France 2006 97 mins. Director Patrick Grandperret
While it's an engaging enough diversion, especiallygiven its fetching female leads, Meurtrieres offers little that hasn't already been seen incountless other French films, from at least as far back as Agnes Varda's 1985drama Vagabond. This true-lifetale of two innocent and well-meaning 19-year old women who are driven by aseries of untoward events to commit murder was inspired by an unrealisedproject of the late French grand master Maurice Pialat, to whose memory it isdedicated.
A robust life on European television can beenvisioned, but it's not quite strong enough to enjoy much success playingtheatrically in Europe or elsewhere.
The idea of beautiful but sexually ripe andindependent-minded young women clashing with the stifling norms of thebourgeoisie is an attractive one, especially, perhaps, to French film-makers.
That vigorous genre is revisited here but not in aparticularly compelling way, though the film does remain completely watchablefrom beginning to end.
Backstories are skimpy.

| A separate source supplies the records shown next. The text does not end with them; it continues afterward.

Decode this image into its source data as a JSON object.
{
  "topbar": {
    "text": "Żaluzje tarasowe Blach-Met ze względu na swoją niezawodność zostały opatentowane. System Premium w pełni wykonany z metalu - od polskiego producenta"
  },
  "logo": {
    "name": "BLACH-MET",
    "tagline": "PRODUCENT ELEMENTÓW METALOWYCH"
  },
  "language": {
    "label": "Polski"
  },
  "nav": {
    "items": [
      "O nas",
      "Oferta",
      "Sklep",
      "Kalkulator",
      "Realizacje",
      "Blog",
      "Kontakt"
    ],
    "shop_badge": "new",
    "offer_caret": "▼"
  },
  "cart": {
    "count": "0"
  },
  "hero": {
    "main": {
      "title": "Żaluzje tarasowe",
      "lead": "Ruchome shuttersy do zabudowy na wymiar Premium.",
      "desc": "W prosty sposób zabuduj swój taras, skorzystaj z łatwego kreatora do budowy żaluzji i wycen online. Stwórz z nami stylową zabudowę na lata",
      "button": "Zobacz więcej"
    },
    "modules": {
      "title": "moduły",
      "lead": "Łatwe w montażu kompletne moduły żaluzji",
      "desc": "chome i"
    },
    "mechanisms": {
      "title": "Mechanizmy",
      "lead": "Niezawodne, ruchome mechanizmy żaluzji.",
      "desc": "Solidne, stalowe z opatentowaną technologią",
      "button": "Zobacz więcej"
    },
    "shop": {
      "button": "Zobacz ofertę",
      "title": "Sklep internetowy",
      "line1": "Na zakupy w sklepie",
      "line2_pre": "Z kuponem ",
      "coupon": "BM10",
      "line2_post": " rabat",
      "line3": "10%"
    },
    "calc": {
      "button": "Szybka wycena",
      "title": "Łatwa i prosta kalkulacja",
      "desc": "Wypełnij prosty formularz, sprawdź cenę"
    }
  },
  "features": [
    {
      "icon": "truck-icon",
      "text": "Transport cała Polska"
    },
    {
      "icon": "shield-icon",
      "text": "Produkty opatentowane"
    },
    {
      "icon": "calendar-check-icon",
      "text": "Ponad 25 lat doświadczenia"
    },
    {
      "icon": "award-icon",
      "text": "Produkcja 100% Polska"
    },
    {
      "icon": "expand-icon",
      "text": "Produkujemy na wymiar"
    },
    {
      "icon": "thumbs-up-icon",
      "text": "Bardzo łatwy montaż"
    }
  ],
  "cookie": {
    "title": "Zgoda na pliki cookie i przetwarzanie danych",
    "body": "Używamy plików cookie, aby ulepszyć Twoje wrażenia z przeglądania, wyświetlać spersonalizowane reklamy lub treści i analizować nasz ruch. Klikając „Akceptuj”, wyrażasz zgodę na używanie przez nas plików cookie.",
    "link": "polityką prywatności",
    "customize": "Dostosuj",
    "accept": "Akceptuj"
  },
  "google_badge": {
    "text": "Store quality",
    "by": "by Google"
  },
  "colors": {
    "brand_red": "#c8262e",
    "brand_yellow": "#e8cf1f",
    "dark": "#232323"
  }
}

One girl, Lizzy (Sallette), is suicidal, for reasonsthat are never made clear, and Nina (Kodja), who is apparently of Turkishorigin (in one scene she is overheard speaking to a relative over the telephonein Turkish), seems to have become unbalanced because of her father's suddendeath by heart attack in a bar fight some years earlier.
Whatever paths they take to arrive there, they meetin a mental hospital, become chums, and plan an innocent evening out on thetown. One thing leads tragically to another and disaster ensues.
The most aesthetically imaginative moment in theentire film arrives in its first image, when one of the blood-drenchedcharacters stumbles trance-like over the film's title, which has been paintedon the road.
After that opening sequence, which is actually thelast scene of the story, Grandperret's directorial choices are always crisp andfocused, but not especially imaginative.
An obligatory party scene, in which the girls areshown having a great time fully enjoying life, at some length, slows thingsdown a bit.
Another problem is that at moments the director seemsto want to maintain a certain downhill trajectory -- in which the inevitability is itself the chief attraction-- but every once in a while he lightens the load with a cheerier moment thatmakes it all easier to take but also detracts from the intensity.
He does know how to keep the suspense going, however,and one quick scene in which Nina passes over a bridge with the belovedgrandchild of the family she's staying with is filled with menace.
The quasi-fantasy sequence bizarrely involvingstylized martial arts fighting on a Chinese junk is a particularly wrong-headedchoice, but several scenes with lascivious men are strong.
The many bourgeois characters that stand in the wayof the girls' happiness - especially the loathsome men who can think of onlyone thing - are never portrayed as flawed human characters, but rather asuniformly selfish, hypocritical, and vicious to boot.
The unfortunate need to have money to get on in lifeseems to come in for particular condemnation.
Les Films du Worso
Distribution: Pan-Europeenne Editon
Script: Frederique Moreau, Patrick Grandperret
Cinematography: Pascal Caubere
Cast: Hande Kodja, Celine Sallette